It's possible we may see a similar dynamic post-pandemic, says John Sculley, who served as Apple's CEO from 1983 to 1993.
"A lot of organizations are going to say, 'Wait a minute, we don't really need all these layers of middle management that we had in the past,'" Sculley, currently chairman of pharmacy benefit management company RxAdvance, tells CNBC Make It.
Others are more optimistic that the demand for top-tier managers will rebound once the pandemic subsides because organizations will want to emphasize productivity. One fear of a flattening management structure is that fewer managers will be required to oversee a higher volume of direct reports, creating room for error, lack of oversight and mismanagement.
"I personally think good managers are always going to be in demand," says Oates. "You can't have a good workforce unless you have good managers."
While futurists have long warned of "job-stealing robots," the coronavirus pandemic has heightened fears that automation will replace the jobs of workers. Because of social distancing measures, many organizations — from restaurants to retailers — have been forced to find ways to operate with as few employees physically present as possible. An added bonus: Robots and algorithms can't get sick.
Coronavirus "has caused an acceleration of some labor trends like automation," says Karen Fichuk, CEO of Randstad North America, adding that out-of-work Americans may need to develop new skills in order to find new jobs. "What we're seeing is this significant need for massive up-skilling and retraining, especially for workers who have been laid off."
Jake Schwartz, co-founder and CEO of General Assembly, agrees that coronavirus will accelerate automation. "It's pulling the future forward," he says.
For years, companies have been working toward automating repetitive jobs through algorithms that can complete administrative tasks, robots that can streamline manufacturing and drones that can deliver goods. And researchers have found that this kind of automation is more quickly adopted during economic downturns.

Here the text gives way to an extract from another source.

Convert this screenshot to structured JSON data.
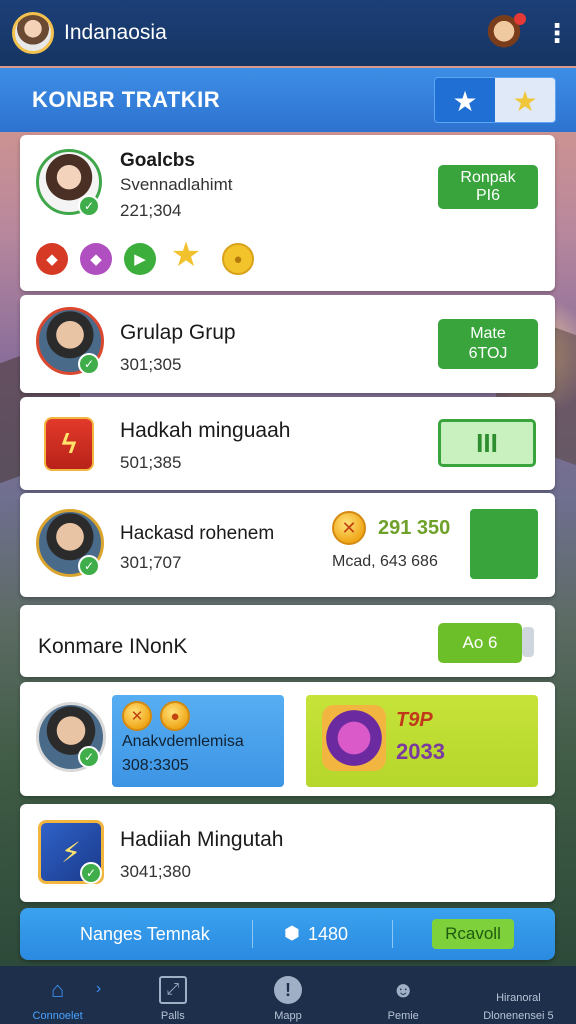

"Companies are going to be going digital much faster, they're going to be automating much faster. And in that context, are we looking at mass unemployment? We don't know," says Schwartz.
Roughly 21 million Americans lack access to the internet, according to the Federal Communications Commission, with some reports estimating this number to be even higher. This means millions of workers, regardless of industry, are simply unable to work remotely.
Though conversations about the digital divide have taken place for years now, the coronavirus pandemic has put an even greater spotlight on this gap, says Kathryn de Wit, manager of broadband research initiative at The Pew Charitable Trusts.
With schools and offices remaining closed, de Wit says, she hopes one silver lining in this situation is that more government officials will see the need to increase broadband infrastructure, especially if remote work becomes a more common option for employees.
"We're seeing local, federal and state leaders step up with these temporary solutions like putting Wi-Fi on buses and [giving] out hotspots," she says. "Those are good temporary solutions and absolutely needed, but broadband is infrastructure. It takes time and resources to build. If we want to make sure that every American can work, socialize and learn from home, then we need to start having a discussion about what a long-term solution actually looks like."
For each state, de Wit says, that solution could look different as "they [each] have different geographies, different resources available and different political and policy environments." But with the right programs and funding in place, she says, every state could provide their residents with equal access to work remotely in the future.
Illustrations by Euralis Weekes.